Action item: Take each line in the entries below that holds "position" and show it.

Interface dataset entries
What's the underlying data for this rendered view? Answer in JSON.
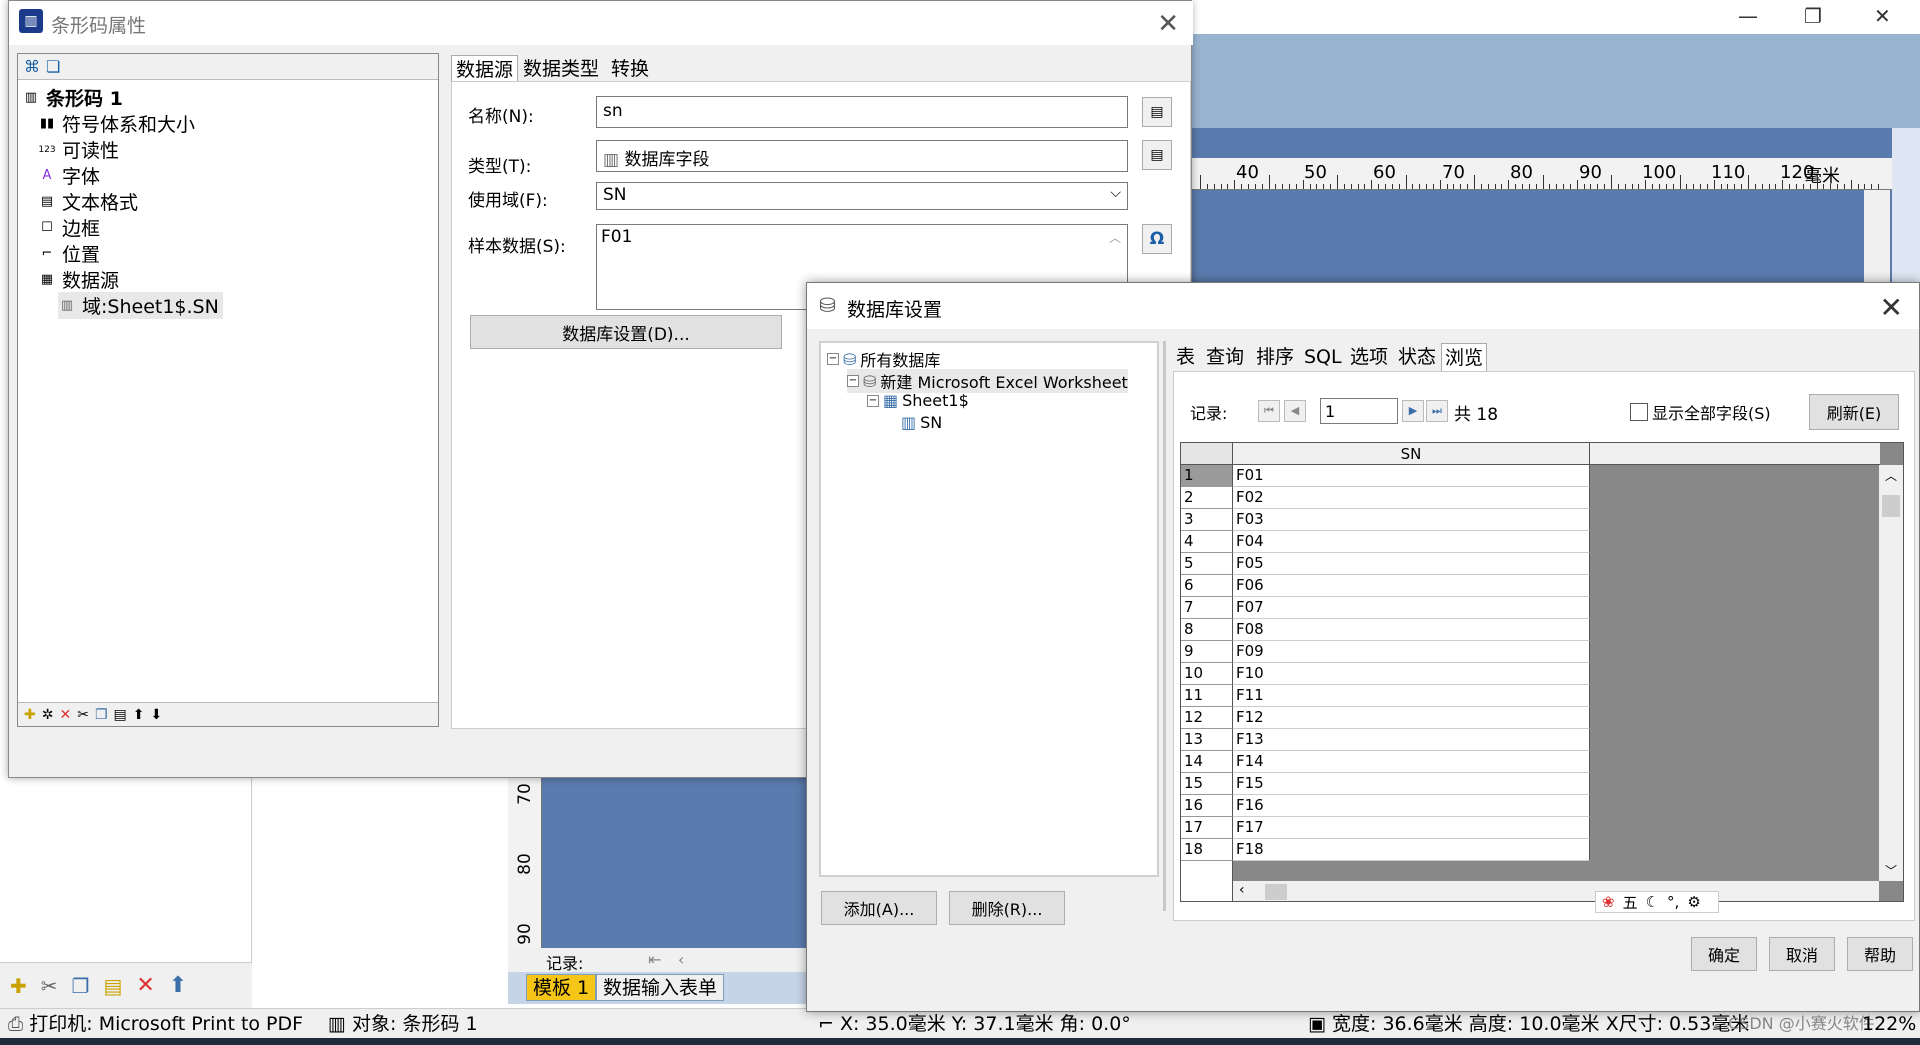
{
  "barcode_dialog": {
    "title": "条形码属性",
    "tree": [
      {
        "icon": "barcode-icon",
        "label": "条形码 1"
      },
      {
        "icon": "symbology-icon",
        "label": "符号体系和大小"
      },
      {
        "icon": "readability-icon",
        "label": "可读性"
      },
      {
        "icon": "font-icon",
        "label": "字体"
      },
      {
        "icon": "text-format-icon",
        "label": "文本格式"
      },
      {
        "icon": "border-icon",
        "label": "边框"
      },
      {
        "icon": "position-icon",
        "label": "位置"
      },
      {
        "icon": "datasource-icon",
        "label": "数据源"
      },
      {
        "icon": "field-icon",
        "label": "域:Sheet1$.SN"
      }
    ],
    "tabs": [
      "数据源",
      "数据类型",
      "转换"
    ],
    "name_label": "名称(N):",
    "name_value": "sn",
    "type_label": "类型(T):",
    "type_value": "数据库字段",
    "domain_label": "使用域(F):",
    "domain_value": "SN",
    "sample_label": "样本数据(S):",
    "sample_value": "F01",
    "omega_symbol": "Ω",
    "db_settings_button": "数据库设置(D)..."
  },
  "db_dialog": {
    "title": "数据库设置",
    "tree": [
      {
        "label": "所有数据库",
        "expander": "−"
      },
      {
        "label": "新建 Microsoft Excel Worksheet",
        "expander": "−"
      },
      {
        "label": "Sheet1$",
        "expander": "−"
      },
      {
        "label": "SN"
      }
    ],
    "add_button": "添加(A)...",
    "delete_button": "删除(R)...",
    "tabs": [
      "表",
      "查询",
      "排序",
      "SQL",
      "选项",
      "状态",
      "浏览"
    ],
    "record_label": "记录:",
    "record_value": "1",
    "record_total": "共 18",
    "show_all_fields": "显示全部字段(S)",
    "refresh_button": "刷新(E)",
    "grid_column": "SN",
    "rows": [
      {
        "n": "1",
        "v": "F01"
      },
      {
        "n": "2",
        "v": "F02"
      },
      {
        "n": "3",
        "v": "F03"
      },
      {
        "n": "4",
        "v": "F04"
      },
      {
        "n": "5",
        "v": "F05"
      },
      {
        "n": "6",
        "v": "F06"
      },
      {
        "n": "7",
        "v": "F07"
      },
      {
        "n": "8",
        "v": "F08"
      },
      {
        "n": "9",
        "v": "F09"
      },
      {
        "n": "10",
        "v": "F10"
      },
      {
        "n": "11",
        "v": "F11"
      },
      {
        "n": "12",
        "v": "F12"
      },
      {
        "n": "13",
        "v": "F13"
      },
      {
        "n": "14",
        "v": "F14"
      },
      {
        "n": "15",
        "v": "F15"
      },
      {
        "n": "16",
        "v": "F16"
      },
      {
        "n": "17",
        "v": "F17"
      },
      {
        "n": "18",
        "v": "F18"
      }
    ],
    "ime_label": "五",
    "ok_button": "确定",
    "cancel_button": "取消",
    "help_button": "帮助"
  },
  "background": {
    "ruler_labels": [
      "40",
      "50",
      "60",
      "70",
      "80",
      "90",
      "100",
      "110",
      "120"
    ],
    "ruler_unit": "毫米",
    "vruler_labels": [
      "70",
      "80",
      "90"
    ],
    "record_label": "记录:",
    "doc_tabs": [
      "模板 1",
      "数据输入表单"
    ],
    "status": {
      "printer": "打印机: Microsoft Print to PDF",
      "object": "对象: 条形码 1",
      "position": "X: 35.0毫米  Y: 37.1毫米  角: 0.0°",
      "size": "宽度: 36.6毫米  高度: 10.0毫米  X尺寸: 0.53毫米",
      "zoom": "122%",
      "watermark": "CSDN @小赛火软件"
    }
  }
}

Solution for this task:
        "icon": "position-icon",
      "position": "X: 35.0毫米  Y: 37.1毫米  角: 0.0°",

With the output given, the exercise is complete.